(Items from an interface collection)
──────────────────────────────

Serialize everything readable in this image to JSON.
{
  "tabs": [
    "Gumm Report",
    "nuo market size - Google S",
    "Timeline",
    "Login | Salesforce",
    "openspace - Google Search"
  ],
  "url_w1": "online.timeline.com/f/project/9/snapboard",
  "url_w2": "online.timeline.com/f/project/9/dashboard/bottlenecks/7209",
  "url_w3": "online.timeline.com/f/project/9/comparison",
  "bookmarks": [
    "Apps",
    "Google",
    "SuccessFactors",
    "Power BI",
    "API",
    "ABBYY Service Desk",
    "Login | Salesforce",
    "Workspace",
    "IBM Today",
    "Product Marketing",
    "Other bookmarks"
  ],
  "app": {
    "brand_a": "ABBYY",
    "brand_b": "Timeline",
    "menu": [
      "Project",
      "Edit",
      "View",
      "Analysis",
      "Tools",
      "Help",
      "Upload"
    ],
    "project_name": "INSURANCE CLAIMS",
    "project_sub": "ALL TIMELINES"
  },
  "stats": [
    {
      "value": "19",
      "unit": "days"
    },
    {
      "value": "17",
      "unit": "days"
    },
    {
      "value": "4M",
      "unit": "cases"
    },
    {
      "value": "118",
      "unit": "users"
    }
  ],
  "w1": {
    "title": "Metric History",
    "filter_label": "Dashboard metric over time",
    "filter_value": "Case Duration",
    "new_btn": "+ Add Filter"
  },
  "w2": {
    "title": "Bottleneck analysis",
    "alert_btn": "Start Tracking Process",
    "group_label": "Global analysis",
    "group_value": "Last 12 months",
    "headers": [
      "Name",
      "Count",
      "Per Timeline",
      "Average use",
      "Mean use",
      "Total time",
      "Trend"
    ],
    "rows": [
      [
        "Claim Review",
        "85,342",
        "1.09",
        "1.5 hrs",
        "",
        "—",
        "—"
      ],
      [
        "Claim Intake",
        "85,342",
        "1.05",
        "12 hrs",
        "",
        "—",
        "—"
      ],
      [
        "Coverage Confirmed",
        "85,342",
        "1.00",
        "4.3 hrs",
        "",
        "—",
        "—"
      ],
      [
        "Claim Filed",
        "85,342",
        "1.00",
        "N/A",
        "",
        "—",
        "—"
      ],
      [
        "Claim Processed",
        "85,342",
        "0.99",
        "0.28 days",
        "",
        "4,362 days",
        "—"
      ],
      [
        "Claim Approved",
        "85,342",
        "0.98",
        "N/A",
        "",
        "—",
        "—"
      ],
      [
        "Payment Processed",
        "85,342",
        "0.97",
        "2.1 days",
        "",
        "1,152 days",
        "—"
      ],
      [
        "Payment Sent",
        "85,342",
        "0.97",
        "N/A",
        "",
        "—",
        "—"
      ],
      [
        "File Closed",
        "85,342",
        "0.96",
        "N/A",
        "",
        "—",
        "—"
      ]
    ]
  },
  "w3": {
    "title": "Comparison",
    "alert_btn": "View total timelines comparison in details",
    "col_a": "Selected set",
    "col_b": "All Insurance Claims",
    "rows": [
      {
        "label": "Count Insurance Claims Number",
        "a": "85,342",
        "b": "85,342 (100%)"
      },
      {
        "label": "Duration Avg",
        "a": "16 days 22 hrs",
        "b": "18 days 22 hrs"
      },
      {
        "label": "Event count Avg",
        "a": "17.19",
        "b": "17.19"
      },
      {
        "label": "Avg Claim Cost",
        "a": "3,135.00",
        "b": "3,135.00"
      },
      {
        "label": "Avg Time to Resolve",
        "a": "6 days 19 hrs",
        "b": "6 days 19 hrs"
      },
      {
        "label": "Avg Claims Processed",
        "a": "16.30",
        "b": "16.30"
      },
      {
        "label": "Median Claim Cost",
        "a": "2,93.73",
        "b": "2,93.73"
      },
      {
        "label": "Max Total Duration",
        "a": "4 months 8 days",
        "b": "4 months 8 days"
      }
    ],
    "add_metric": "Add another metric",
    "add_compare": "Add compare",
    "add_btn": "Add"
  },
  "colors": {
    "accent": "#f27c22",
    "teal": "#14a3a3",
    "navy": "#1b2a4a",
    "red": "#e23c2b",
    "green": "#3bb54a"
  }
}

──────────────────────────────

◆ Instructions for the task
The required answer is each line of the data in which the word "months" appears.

◆ Response for this exercise
    "group_value": "Last 12 months",
        "a": "4 months 8 days",
        "b": "4 months 8 days"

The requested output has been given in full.